In “Mother of Exiles: Ellis Island, 5 December 1906,” the poet imagines what it would feel like to emigrate from Europe to America, seeing the Statue of Liberty off to the side of a ship, with a passenger feeling continually seasick, their “insides tipped in a glass bottle” after a rough two week journey across the ocean. In “So Uncommonly Bright for a Girl,” made up of seven small prose paragraphs, the poet writes of a girl who will thankfully “hide nothing” of her intellect: “I slough off residual caring…If I show nothing off, what will/happen to my power.” Then, there is the loveliest and most poignant reflection on heartbreak: “This is what it means to have a body. The idea of the heart breaking./When I think of the word heart I think of a frozen lake cracking, gunshots at point-/blank range. I write it down and little green buds appear on dull branches.” The sequence continues, shifting to how Anna feels when she comes upon her mother purposefully and heartlessly burning her poems in the kitchen so that “the stove fire/is already eating everything I’ve written.” The end of the piece is triumphant, in how Anna says, “My tongue stays vaulted…sensing the faintest flicker of what will/someday become so familiar as to pass unnoticed: a little fire in me,/growing stronger stronger stronger.” This girl will become a woman who is fierce, passionate, and creative.

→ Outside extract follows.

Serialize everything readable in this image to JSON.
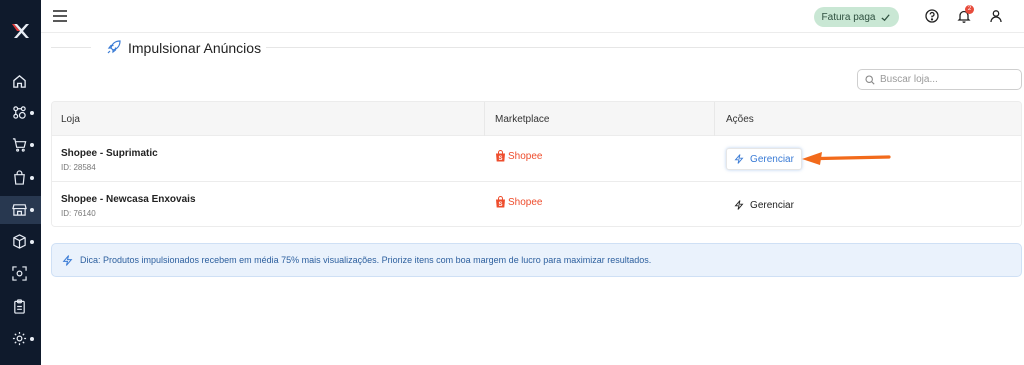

Margolin was not prudish or Victorian in her sensibilities when it came to sex. She had many lovers, possibly even of both genders, and had two marriages. In “Last Night You Called My Name: For Pavel Kaplan,” Margolin writes of one of her lovers: “Look for me among the stars that salt//the night’s ocean, among the onyx pearls I rip from my throat.” After her second marriage ended, she lived with a fellow poet named Reuben Ayzland, after whom the beautiful crown of sonnets, “Beshert,” is titled.
In the Jewish tradition, as Richter writes in her notes, “the Yiddish word bashert is commonly understood to mean ‘soulmate’ or ‘destiny,’ but does not negate the existence of free will.” There are fifteen sonnets in the “Beshert” suite, and we see Anna’s depth of feeling for her love when she says: “In your absence, I’m shipwrecked, flung into monsters’ mouths, disgorged onto sandbanks…” Then, as a counterpoint of heart, she says: “In your presence, I’m the cypress trees of Palestine,/the date palms fringing Jaffa’s backwater streets.” The imagery is vivid and alive.
There is a photo of Anna Margolin that finds its place right at the very end of Nautilus and Bone. She isn’t a footnote, though. Not by any means. Don’t make that mistake. Rather, Margolin is a strong presence whom you come to know as you read through the poems, and her eyes gaze out at you, unflinching in their intelligence. She comes to life because of Richter’s adept skill at weaving historical fact and research with imagined scenarios and conversations. Nautilus and Bone is a book of poems you will want to read more than once, to trace one woman’s life through Richter’s deftly crafted images and lines.
Kim Fahner lives and writes in Sudbury, Ontario. She was poet laureate in Sudbury from 2016-18, and was the first woman appointed to the role. Kim's latest book of poems is These Wings (Pedlar Press, 2019). She's a member of the League of Canadian Poets, the Ontario representative of The Writers' Union of Canada (2020-22), and a supporting member of the Playwrights Guild of Canada. Kim can be reached via her author website at www.kimfahner.com